• [Exercise description]
Every single entry that follows is to be retyped exactly.

[Source material — start]

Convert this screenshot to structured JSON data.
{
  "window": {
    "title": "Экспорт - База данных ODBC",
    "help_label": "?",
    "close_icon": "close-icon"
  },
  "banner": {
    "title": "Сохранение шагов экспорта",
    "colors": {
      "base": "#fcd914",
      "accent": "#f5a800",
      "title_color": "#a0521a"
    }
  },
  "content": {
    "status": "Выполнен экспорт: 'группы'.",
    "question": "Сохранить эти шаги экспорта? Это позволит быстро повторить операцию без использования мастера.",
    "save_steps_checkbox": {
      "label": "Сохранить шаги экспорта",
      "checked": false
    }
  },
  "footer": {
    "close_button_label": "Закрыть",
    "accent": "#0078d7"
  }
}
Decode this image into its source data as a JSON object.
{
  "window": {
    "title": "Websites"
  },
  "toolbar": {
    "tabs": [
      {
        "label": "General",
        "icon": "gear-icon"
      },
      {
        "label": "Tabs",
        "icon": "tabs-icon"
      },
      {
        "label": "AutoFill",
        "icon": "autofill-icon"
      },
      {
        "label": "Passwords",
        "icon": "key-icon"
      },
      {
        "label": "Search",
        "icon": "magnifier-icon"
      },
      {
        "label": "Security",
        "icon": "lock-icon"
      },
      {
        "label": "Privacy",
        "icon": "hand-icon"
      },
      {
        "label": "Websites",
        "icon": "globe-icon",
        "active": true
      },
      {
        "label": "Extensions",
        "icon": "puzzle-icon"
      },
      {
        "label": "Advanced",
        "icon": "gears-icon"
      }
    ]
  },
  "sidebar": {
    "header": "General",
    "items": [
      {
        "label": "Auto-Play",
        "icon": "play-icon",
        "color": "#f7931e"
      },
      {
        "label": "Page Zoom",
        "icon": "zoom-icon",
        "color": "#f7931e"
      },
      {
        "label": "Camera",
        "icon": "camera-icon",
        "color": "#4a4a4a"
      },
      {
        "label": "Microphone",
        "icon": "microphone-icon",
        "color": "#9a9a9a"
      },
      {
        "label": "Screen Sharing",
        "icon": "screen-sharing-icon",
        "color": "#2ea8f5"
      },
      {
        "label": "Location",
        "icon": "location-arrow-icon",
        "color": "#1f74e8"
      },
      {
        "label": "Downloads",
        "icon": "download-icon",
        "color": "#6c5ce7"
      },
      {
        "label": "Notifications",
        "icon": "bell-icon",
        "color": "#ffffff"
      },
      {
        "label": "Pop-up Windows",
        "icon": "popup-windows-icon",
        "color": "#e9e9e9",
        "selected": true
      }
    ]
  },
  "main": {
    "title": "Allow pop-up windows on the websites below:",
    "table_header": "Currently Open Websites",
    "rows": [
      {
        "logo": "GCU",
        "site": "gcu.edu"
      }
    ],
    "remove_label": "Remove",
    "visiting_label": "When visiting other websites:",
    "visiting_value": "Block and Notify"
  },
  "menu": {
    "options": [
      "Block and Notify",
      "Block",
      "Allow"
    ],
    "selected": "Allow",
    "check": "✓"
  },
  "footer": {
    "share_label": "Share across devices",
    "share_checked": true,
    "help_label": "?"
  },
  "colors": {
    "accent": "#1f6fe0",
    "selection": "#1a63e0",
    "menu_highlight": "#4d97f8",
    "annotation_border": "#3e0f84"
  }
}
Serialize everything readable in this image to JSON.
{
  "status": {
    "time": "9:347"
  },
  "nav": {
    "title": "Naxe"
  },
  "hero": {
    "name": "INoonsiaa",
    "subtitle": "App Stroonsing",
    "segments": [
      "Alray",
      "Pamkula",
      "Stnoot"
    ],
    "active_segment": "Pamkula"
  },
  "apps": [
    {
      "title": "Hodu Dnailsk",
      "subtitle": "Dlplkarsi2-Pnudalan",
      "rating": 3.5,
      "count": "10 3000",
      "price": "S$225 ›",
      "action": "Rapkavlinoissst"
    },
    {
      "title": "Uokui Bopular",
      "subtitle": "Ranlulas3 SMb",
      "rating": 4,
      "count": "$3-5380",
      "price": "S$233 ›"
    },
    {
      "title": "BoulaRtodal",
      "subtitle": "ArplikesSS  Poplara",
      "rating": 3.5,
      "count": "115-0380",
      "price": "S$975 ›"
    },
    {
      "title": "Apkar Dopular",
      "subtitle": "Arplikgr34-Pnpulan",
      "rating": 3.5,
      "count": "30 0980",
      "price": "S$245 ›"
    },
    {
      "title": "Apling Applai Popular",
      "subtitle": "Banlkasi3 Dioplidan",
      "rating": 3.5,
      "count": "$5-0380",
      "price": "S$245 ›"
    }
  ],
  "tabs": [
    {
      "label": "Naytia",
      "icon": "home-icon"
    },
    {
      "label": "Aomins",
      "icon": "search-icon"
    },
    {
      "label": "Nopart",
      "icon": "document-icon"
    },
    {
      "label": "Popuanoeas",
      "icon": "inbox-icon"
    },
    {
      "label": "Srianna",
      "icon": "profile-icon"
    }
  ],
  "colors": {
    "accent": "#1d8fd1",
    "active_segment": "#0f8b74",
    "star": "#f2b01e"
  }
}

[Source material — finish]

• [Completed exercise]
Convert this screenshot to structured JSON data.
{
  "window": {
    "title": "Экспорт - База данных ODBC",
    "help_label": "?",
    "close_icon": "close-icon"
  },
  "banner": {
    "title": "Сохранение шагов экспорта",
    "colors": {
      "base": "#fcd914",
      "accent": "#f5a800",
      "title_color": "#a0521a"
    }
  },
  "content": {
    "status": "Выполнен экспорт: 'группы'.",
    "question": "Сохранить эти шаги экспорта? Это позволит быстро повторить операцию без использования мастера.",
    "save_steps_checkbox": {
      "label": "Сохранить шаги экспорта",
      "checked": false
    }
  },
  "footer": {
    "close_button_label": "Закрыть",
    "accent": "#0078d7"
  }
}
Decode this image into its source data as a JSON object.
{
  "window": {
    "title": "Websites"
  },
  "toolbar": {
    "tabs": [
      {
        "label": "General",
        "icon": "gear-icon"
      },
      {
        "label": "Tabs",
        "icon": "tabs-icon"
      },
      {
        "label": "AutoFill",
        "icon": "autofill-icon"
      },
      {
        "label": "Passwords",
        "icon": "key-icon"
      },
      {
        "label": "Search",
        "icon": "magnifier-icon"
      },
      {
        "label": "Security",
        "icon": "lock-icon"
      },
      {
        "label": "Privacy",
        "icon": "hand-icon"
      },
      {
        "label": "Websites",
        "icon": "globe-icon",
        "active": true
      },
      {
        "label": "Extensions",
        "icon": "puzzle-icon"
      },
      {
        "label": "Advanced",
        "icon": "gears-icon"
      }
    ]
  },
  "sidebar": {
    "header": "General",
    "items": [
      {
        "label": "Auto-Play",
        "icon": "play-icon",
        "color": "#f7931e"
      },
      {
        "label": "Page Zoom",
        "icon": "zoom-icon",
        "color": "#f7931e"
      },
      {
        "label": "Camera",
        "icon": "camera-icon",
        "color": "#4a4a4a"
      },
      {
        "label": "Microphone",
        "icon": "microphone-icon",
        "color": "#9a9a9a"
      },
      {
        "label": "Screen Sharing",
        "icon": "screen-sharing-icon",
        "color": "#2ea8f5"
      },
      {
        "label": "Location",
        "icon": "location-arrow-icon",
        "color": "#1f74e8"
      },
      {
        "label": "Downloads",
        "icon": "download-icon",
        "color": "#6c5ce7"
      },
      {
        "label": "Notifications",
        "icon": "bell-icon",
        "color": "#ffffff"
      },
      {
        "label": "Pop-up Windows",
        "icon": "popup-windows-icon",
        "color": "#e9e9e9",
        "selected": true
      }
    ]
  },
  "main": {
    "title": "Allow pop-up windows on the websites below:",
    "table_header": "Currently Open Websites",
    "rows": [
      {
        "logo": "GCU",
        "site": "gcu.edu"
      }
    ],
    "remove_label": "Remove",
    "visiting_label": "When visiting other websites:",
    "visiting_value": "Block and Notify"
  },
  "menu": {
    "options": [
      "Block and Notify",
      "Block",
      "Allow"
    ],
    "selected": "Allow",
    "check": "✓"
  },
  "footer": {
    "share_label": "Share across devices",
    "share_checked": true,
    "help_label": "?"
  },
  "colors": {
    "accent": "#1f6fe0",
    "selection": "#1a63e0",
    "menu_highlight": "#4d97f8",
    "annotation_border": "#3e0f84"
  }
}
Serialize everything readable in this image to JSON.
{
  "status": {
    "time": "9:347"
  },
  "nav": {
    "title": "Naxe"
  },
  "hero": {
    "name": "INoonsiaa",
    "subtitle": "App Stroonsing",
    "segments": [
      "Alray",
      "Pamkula",
      "Stnoot"
    ],
    "active_segment": "Pamkula"
  },
  "apps": [
    {
      "title": "Hodu Dnailsk",
      "subtitle": "Dlplkarsi2-Pnudalan",
      "rating": 3.5,
      "count": "10 3000",
      "price": "S$225 ›",
      "action": "Rapkavlinoissst"
    },
    {
      "title": "Uokui Bopular",
      "subtitle": "Ranlulas3 SMb",
      "rating": 4,
      "count": "$3-5380",
      "price": "S$233 ›"
    },
    {
      "title": "BoulaRtodal",
      "subtitle": "ArplikesSS  Poplara",
      "rating": 3.5,
      "count": "115-0380",
      "price": "S$975 ›"
    },
    {
      "title": "Apkar Dopular",
      "subtitle": "Arplikgr34-Pnpulan",
      "rating": 3.5,
      "count": "30 0980",
      "price": "S$245 ›"
    },
    {
      "title": "Apling Applai Popular",
      "subtitle": "Banlkasi3 Dioplidan",
      "rating": 3.5,
      "count": "$5-0380",
      "price": "S$245 ›"
    }
  ],
  "tabs": [
    {
      "label": "Naytia",
      "icon": "home-icon"
    },
    {
      "label": "Aomins",
      "icon": "search-icon"
    },
    {
      "label": "Nopart",
      "icon": "document-icon"
    },
    {
      "label": "Popuanoeas",
      "icon": "inbox-icon"
    },
    {
      "label": "Srianna",
      "icon": "profile-icon"
    }
  ],
  "colors": {
    "accent": "#1d8fd1",
    "active_segment": "#0f8b74",
    "star": "#f2b01e"
  }
}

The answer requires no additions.